§ **Prompt**
These records need to be repeated exactly, every one of them.
── Data under study
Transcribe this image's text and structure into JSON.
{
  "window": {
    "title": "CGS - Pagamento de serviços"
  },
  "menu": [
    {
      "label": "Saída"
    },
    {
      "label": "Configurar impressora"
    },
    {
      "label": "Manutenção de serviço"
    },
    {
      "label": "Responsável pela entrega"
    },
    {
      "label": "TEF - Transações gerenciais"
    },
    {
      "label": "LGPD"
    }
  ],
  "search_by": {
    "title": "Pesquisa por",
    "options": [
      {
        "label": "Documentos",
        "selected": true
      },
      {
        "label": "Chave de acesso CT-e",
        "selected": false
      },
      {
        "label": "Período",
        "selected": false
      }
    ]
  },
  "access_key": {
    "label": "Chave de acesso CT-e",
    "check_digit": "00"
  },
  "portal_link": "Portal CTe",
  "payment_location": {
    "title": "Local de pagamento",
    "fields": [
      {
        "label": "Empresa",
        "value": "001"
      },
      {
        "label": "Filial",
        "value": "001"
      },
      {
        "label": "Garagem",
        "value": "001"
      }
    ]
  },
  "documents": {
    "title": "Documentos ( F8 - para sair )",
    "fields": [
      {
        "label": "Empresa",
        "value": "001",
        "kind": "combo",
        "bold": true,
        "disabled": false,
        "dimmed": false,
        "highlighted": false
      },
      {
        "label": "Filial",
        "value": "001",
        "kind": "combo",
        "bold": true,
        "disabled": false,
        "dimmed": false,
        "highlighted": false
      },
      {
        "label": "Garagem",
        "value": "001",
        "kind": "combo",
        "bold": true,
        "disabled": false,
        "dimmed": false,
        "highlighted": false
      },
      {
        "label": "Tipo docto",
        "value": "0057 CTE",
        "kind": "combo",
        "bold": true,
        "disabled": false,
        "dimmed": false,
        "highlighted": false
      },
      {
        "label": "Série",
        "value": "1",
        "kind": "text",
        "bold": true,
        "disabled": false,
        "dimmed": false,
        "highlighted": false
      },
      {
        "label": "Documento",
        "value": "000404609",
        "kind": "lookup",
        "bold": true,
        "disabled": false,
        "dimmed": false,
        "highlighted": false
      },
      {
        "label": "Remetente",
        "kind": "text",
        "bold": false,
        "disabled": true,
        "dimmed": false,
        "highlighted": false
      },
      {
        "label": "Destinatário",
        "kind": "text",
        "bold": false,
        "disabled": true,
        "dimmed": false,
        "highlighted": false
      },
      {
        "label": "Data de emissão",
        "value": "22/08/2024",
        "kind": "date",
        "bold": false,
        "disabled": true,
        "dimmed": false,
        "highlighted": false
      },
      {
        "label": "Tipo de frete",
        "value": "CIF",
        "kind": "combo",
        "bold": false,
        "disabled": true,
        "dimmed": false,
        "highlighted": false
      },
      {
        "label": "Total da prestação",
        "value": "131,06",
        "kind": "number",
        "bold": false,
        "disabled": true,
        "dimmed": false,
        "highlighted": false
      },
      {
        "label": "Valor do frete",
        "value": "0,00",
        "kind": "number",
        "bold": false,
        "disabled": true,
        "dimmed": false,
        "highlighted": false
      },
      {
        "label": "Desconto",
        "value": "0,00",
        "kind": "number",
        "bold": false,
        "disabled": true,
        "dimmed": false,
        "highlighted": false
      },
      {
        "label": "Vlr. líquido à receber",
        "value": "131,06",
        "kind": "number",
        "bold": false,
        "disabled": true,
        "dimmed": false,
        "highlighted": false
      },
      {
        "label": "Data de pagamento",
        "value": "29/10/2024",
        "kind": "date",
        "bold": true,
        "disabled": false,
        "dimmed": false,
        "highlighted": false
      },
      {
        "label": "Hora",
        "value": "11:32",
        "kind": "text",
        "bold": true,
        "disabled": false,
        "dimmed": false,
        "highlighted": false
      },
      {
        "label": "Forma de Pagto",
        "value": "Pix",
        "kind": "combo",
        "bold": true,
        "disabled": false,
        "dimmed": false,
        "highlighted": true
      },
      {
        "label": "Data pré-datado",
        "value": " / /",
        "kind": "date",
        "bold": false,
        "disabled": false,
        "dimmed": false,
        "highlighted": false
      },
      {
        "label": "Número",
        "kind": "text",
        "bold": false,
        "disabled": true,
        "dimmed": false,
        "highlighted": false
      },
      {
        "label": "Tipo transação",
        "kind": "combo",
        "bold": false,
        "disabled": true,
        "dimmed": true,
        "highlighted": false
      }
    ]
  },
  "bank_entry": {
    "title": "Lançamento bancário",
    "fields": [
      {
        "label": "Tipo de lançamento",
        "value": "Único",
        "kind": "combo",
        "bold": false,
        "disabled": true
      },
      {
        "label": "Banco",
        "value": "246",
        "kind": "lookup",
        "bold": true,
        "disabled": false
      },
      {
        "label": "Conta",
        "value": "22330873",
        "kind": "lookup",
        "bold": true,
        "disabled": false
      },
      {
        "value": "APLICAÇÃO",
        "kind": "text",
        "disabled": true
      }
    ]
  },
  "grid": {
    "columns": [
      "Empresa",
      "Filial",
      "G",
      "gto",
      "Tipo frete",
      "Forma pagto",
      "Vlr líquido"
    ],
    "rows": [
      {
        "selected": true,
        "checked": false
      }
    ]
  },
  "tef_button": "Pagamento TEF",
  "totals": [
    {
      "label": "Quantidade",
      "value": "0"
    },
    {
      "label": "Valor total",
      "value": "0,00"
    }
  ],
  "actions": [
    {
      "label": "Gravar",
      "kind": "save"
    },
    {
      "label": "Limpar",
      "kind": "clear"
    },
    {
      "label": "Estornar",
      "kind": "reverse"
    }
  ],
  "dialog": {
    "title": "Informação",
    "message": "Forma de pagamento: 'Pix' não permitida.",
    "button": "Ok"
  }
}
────
§ **Exercise response**
Transcribe this image's text and structure into JSON.
{
  "window": {
    "title": "CGS - Pagamento de serviços"
  },
  "menu": [
    {
      "label": "Saída"
    },
    {
      "label": "Configurar impressora"
    },
    {
      "label": "Manutenção de serviço"
    },
    {
      "label": "Responsável pela entrega"
    },
    {
      "label": "TEF - Transações gerenciais"
    },
    {
      "label": "LGPD"
    }
  ],
  "search_by": {
    "title": "Pesquisa por",
    "options": [
      {
        "label": "Documentos",
        "selected": true
      },
      {
        "label": "Chave de acesso CT-e",
        "selected": false
      },
      {
        "label": "Período",
        "selected": false
      }
    ]
  },
  "access_key": {
    "label": "Chave de acesso CT-e",
    "check_digit": "00"
  },
  "portal_link": "Portal CTe",
  "payment_location": {
    "title": "Local de pagamento",
    "fields": [
      {
        "label": "Empresa",
        "value": "001"
      },
      {
        "label": "Filial",
        "value": "001"
      },
      {
        "label": "Garagem",
        "value": "001"
      }
    ]
  },
  "documents": {
    "title": "Documentos ( F8 - para sair )",
    "fields": [
      {
        "label": "Empresa",
        "value": "001",
        "kind": "combo",
        "bold": true,
        "disabled": false,
        "dimmed": false,
        "highlighted": false
      },
      {
        "label": "Filial",
        "value": "001",
        "kind": "combo",
        "bold": true,
        "disabled": false,
        "dimmed": false,
        "highlighted": false
      },
      {
        "label": "Garagem",
        "value": "001",
        "kind": "combo",
        "bold": true,
        "disabled": false,
        "dimmed": false,
        "highlighted": false
      },
      {
        "label": "Tipo docto",
        "value": "0057 CTE",
        "kind": "combo",
        "bold": true,
        "disabled": false,
        "dimmed": false,
        "highlighted": false
      },
      {
        "label": "Série",
        "value": "1",
        "kind": "text",
        "bold": true,
        "disabled": false,
        "dimmed": false,
        "highlighted": false
      },
      {
        "label": "Documento",
        "value": "000404609",
        "kind": "lookup",
        "bold": true,
        "disabled": false,
        "dimmed": false,
        "highlighted": false
      },
      {
        "label": "Remetente",
        "kind": "text",
        "bold": false,
        "disabled": true,
        "dimmed": false,
        "highlighted": false
      },
      {
        "label": "Destinatário",
        "kind": "text",
        "bold": false,
        "disabled": true,
        "dimmed": false,
        "highlighted": false
      },
      {
        "label": "Data de emissão",
        "value": "22/08/2024",
        "kind": "date",
        "bold": false,
        "disabled": true,
        "dimmed": false,
        "highlighted": false
      },
      {
        "label": "Tipo de frete",
        "value": "CIF",
        "kind": "combo",
        "bold": false,
        "disabled": true,
        "dimmed": false,
        "highlighted": false
      },
      {
        "label": "Total da prestação",
        "value": "131,06",
        "kind": "number",
        "bold": false,
        "disabled": true,
        "dimmed": false,
        "highlighted": false
      },
      {
        "label": "Valor do frete",
        "value": "0,00",
        "kind": "number",
        "bold": false,
        "disabled": true,
        "dimmed": false,
        "highlighted": false
      },
      {
        "label": "Desconto",
        "value": "0,00",
        "kind": "number",
        "bold": false,
        "disabled": true,
        "dimmed": false,
        "highlighted": false
      },
      {
        "label": "Vlr. líquido à receber",
        "value": "131,06",
        "kind": "number",
        "bold": false,
        "disabled": true,
        "dimmed": false,
        "highlighted": false
      },
      {
        "label": "Data de pagamento",
        "value": "29/10/2024",
        "kind": "date",
        "bold": true,
        "disabled": false,
        "dimmed": false,
        "highlighted": false
      },
      {
        "label": "Hora",
        "value": "11:32",
        "kind": "text",
        "bold": true,
        "disabled": false,
        "dimmed": false,
        "highlighted": false
      },
      {
        "label": "Forma de Pagto",
        "value": "Pix",
        "kind": "combo",
        "bold": true,
        "disabled": false,
        "dimmed": false,
        "highlighted": true
      },
      {
        "label": "Data pré-datado",
        "value": " / /",
        "kind": "date",
        "bold": false,
        "disabled": false,
        "dimmed": false,
        "highlighted": false
      },
      {
        "label": "Número",
        "kind": "text",
        "bold": false,
        "disabled": true,
        "dimmed": false,
        "highlighted": false
      },
      {
        "label": "Tipo transação",
        "kind": "combo",
        "bold": false,
        "disabled": true,
        "dimmed": true,
        "highlighted": false
      }
    ]
  },
  "bank_entry": {
    "title": "Lançamento bancário",
    "fields": [
      {
        "label": "Tipo de lançamento",
        "value": "Único",
        "kind": "combo",
        "bold": false,
        "disabled": true
      },
      {
        "label": "Banco",
        "value": "246",
        "kind": "lookup",
        "bold": true,
        "disabled": false
      },
      {
        "label": "Conta",
        "value": "22330873",
        "kind": "lookup",
        "bold": true,
        "disabled": false
      },
      {
        "value": "APLICAÇÃO",
        "kind": "text",
        "disabled": true
      }
    ]
  },
  "grid": {
    "columns": [
      "Empresa",
      "Filial",
      "G",
      "gto",
      "Tipo frete",
      "Forma pagto",
      "Vlr líquido"
    ],
    "rows": [
      {
        "selected": true,
        "checked": false
      }
    ]
  },
  "tef_button": "Pagamento TEF",
  "totals": [
    {
      "label": "Quantidade",
      "value": "0"
    },
    {
      "label": "Valor total",
      "value": "0,00"
    }
  ],
  "actions": [
    {
      "label": "Gravar",
      "kind": "save"
    },
    {
      "label": "Limpar",
      "kind": "clear"
    },
    {
      "label": "Estornar",
      "kind": "reverse"
    }
  ],
  "dialog": {
    "title": "Informação",
    "message": "Forma de pagamento: 'Pix' não permitida.",
    "button": "Ok"
  }
}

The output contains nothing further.